TASK GOAL:
Please write out the whole listing that follows exactly; the pictures stay out.

#### RECORDS

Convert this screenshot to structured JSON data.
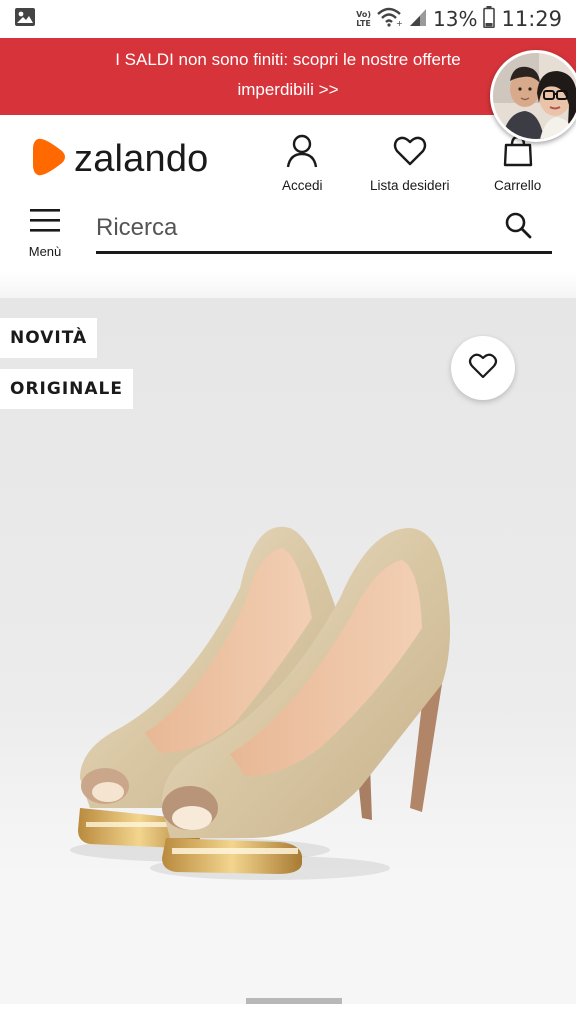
{
  "status_bar": {
    "network": "Vo) LTE",
    "battery": "13%",
    "time": "11:29"
  },
  "promo": {
    "line1": "I SALDI non sono finiti: scopri le nostre offerte",
    "line2": "imperdibili >>",
    "color": "#d6333a"
  },
  "header": {
    "brand": "zalando",
    "brand_color": "#ff6900",
    "actions": {
      "login": "Accedi",
      "wishlist": "Lista desideri",
      "cart": "Carrello"
    }
  },
  "search": {
    "menu_label": "Menù",
    "placeholder": "Ricerca"
  },
  "product": {
    "badges": [
      "NOVITÀ",
      "ORIGINALE"
    ],
    "image": "gold-glitter-peep-toe-pumps"
  },
  "icons": [
    "gallery-icon",
    "wifi-icon",
    "signal-icon",
    "battery-icon",
    "user-icon",
    "heart-icon",
    "bag-icon",
    "hamburger-icon",
    "search-icon"
  ]
}
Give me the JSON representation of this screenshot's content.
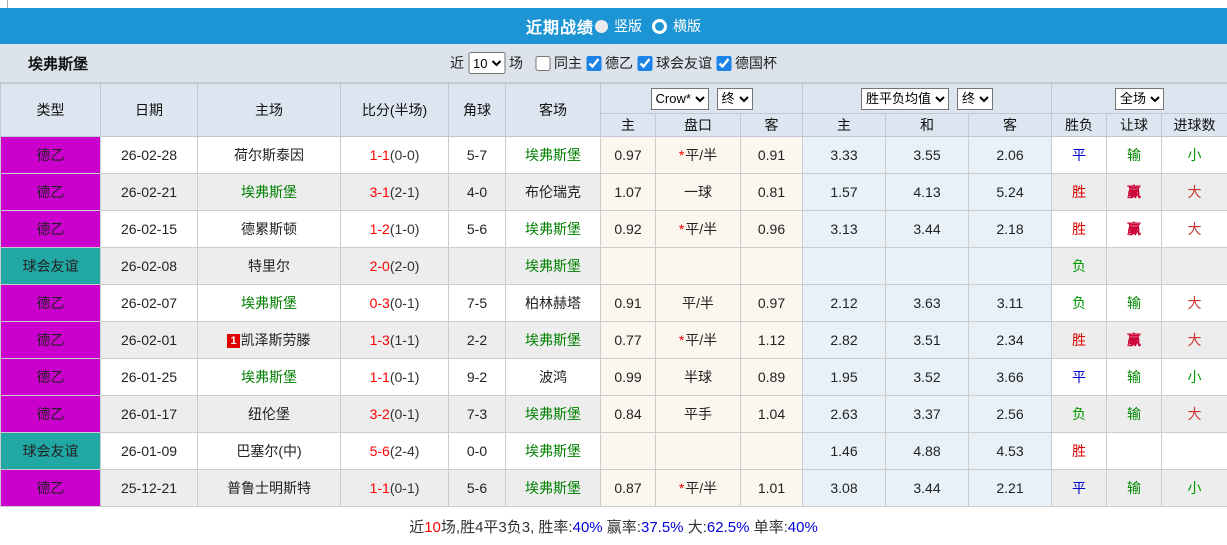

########

SOLUTION:
Convert this screenshot to structured JSON data.
{
  "status_bar": {
    "network": "Vo) LTE",
    "battery": "13%",
    "time": "11:29"
  },
  "promo": {
    "line1": "I SALDI non sono finiti: scopri le nostre offerte",
    "line2": "imperdibili >>",
    "color": "#d6333a"
  },
  "header": {
    "brand": "zalando",
    "brand_color": "#ff6900",
    "actions": {
      "login": "Accedi",
      "wishlist": "Lista desideri",
      "cart": "Carrello"
    }
  },
  "search": {
    "menu_label": "Menù",
    "placeholder": "Ricerca"
  },
  "product": {
    "badges": [
      "NOVITÀ",
      "ORIGINALE"
    ],
    "image": "gold-glitter-peep-toe-pumps"
  },
  "icons": [
    "gallery-icon",
    "wifi-icon",
    "signal-icon",
    "battery-icon",
    "user-icon",
    "heart-icon",
    "bag-icon",
    "hamburger-icon",
    "search-icon"
  ]
}
Give me the JSON representation of this screenshot's content.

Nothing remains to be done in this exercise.